This is the first Thanksgiving of my life spent un-grandparented. Not that we were always with Gram and Pop or Mame and Bob for the holidays, but they were omnipresent, even a couple thousand miles away. Since coming of age, I’ve laid holiday tables with place-cards, because of them. I’ve put on something pretty, hummed the Episcopal Doxology, and offered up gushing toasts. It’s what I know.
To their generation, most meals ranked highly enough for cloth napkins and fine manners; holidays elevated food and family to holy rituals, even when there was a cheeky hint of the sacrilege in the air. (My paternal grandparents hosted ‘fake church’– a bizarre fusion of biblical parables and grade-school drama club.)
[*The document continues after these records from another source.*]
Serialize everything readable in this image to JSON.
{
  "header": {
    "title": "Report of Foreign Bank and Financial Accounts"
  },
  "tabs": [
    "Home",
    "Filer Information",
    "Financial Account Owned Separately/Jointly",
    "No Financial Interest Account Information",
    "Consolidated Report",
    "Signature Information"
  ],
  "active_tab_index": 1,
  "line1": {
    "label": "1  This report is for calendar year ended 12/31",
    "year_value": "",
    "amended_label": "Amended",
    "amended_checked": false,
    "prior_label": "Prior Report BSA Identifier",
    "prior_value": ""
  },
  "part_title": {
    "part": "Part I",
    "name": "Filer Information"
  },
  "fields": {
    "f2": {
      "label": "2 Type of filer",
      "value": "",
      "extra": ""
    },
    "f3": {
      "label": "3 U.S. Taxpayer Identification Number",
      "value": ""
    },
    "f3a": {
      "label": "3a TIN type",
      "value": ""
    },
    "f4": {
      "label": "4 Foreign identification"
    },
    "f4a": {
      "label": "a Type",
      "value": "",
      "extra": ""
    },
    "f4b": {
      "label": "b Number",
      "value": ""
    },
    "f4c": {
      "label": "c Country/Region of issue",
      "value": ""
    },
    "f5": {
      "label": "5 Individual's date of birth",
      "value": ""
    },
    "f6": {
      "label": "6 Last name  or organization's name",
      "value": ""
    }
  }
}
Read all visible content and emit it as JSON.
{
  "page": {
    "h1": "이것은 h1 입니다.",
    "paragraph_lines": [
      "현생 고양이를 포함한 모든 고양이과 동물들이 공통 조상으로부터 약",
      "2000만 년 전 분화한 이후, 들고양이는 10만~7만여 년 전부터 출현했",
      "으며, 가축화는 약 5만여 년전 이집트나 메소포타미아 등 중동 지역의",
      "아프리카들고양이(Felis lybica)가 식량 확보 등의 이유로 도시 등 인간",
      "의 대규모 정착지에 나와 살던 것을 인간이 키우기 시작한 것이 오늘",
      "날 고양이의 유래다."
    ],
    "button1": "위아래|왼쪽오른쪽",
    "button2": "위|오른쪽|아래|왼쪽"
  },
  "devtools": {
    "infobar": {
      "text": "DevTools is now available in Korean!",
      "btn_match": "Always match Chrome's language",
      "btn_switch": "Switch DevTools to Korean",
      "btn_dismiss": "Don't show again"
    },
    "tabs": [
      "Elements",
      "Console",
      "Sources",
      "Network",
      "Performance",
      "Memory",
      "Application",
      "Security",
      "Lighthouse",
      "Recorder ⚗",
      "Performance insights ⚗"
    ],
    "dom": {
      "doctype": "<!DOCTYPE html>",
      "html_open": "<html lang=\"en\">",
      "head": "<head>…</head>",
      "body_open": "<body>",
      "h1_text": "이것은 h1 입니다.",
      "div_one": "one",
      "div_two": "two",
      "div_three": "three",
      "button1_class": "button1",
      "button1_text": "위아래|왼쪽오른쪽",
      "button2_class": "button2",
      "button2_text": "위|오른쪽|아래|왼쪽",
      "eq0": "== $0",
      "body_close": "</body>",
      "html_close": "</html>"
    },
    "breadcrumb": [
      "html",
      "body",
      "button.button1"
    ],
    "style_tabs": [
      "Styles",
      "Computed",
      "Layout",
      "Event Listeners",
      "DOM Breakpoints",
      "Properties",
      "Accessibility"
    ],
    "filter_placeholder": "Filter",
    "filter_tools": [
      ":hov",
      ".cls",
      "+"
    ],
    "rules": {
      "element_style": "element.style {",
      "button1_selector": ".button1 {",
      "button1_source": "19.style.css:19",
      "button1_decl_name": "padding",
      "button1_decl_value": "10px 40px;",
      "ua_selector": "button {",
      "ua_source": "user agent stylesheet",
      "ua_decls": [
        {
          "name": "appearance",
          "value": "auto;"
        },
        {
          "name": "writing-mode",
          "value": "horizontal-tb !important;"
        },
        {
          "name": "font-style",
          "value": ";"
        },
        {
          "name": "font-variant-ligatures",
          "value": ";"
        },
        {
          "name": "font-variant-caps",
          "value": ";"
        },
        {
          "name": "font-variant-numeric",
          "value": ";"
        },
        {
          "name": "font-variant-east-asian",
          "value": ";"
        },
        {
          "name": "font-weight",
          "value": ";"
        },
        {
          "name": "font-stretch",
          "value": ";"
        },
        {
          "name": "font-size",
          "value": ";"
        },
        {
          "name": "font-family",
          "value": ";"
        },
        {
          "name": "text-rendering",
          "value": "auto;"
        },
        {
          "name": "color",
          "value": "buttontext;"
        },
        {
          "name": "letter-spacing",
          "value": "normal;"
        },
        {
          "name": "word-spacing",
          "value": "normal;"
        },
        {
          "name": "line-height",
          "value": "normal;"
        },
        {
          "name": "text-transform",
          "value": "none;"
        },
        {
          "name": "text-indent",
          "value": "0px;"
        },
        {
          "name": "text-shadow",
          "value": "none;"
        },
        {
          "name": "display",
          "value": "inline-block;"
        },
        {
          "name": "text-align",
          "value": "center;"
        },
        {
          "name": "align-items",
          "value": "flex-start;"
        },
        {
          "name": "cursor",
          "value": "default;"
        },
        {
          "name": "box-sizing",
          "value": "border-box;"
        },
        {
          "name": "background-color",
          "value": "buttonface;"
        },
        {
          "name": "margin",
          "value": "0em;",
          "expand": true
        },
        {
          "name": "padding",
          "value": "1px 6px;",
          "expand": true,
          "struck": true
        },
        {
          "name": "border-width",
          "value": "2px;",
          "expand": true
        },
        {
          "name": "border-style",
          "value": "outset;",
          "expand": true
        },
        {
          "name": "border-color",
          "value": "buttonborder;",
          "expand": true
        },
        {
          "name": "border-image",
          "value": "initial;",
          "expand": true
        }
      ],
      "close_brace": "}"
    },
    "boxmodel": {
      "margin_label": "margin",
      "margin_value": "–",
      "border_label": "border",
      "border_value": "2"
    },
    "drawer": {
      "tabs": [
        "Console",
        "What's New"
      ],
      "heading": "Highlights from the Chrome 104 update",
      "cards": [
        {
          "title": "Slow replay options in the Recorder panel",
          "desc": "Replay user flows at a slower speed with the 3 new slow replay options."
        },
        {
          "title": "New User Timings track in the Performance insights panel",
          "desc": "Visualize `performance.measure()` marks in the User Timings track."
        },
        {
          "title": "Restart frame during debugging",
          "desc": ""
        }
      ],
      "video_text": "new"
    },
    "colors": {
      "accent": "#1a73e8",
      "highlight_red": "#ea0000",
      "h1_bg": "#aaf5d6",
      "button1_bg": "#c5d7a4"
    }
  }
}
In the context of meals-made-to-go at every stop-and-shop, this reverence is almost inconceivable today. Cooking everything from scratch? Provincial. Our grandmothers arrived at dinner with a wrapped index finger (onion-cutting accident) and a burnt wrist (trying to scrape the burnt sugar from the bottom of the oven before it stuck), but also a fresh application of lipstick and Chanel No. 5 behind the ears. Our grandfathers kissed their wives before carving into the big bird.
This year, without my multi-generational grounding, I ready my own family to carry our portion of the feast to a friends’ table. There will be 19 of us, an emphatically kid-heavy group sure to spill some cranberry sauce. My grandmother would approve. She possessed a spot-on sense of how to balance the divine and irreverent, the formal and relaxed. Would that I could phone her this morning for a recipe, and call back tonight with a report.
Instead, we’ll do today what millions do – piece together our own crazy quilt of inspiration and influence, and call it Thanksgiving. As whispers wrap ‘round tables laden with pasta or poultry, Beaujolais or beer – from neighbor to mother-in-law to uncle to friend. “This is what we’re thankful for…”